Things aren’t looking great for Harley Davidson. The Milwaukee-based fabricator of the iconic bikes just announced it will cut hundreds of jobs by the end of the year. According to company spokesman, Tony Macrito:
"An early retirement incentive program will be offered to eligible employees in advance of what we believe will be a global reduction of around 250 salaried positions across the company, largely completed by the end of the year. Adjustments in positions and structure will be made in essentially every part of the business to achieve the right focus and support the increased demand-generating investments."
Harley said third quarter earnings came in at $140.3 million, or 69 cents a share, down from $150.1 million, falling short of analyst expectations for EPS of $0.78. As a result, the company cut its guidance for motorcycle shipments for the year from the 276,000 - 281,000 range to around 265,000 - 270,000 due to poor quarterly performance even though it enjoys a wide profit margin of 34.6 percent on each one of its mid-life crisis enablers.
The company expects to take a $30-$35 million dollar hit in expenses to account for layoffs and associated costs but has also decided to up its spending in marketing by 65 percent. It also plans to increase spending for product development by 35 percent, which could just mean more chrome and louder pipes (to save lives, naturally). We wonder if any development will actually go into increasing performance – something they did a great job of when they dug themselves out of their AMF days – but only time will tell.
All told, the company’s new marketing and product development initiatives will cost an additional $70 million in an attempt to drive demand for its bikes.
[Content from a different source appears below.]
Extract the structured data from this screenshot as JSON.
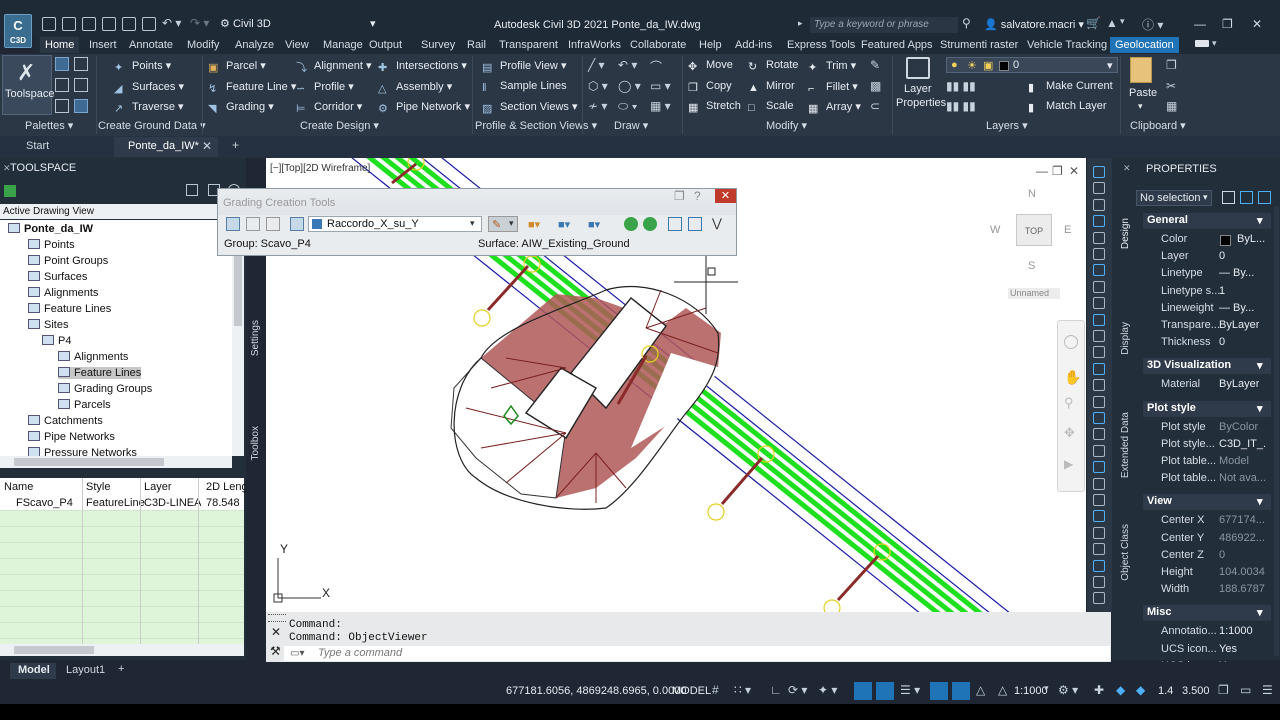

It’ll be interesting to see how those efforts will pay off and who will end up joining its die-hard customer base.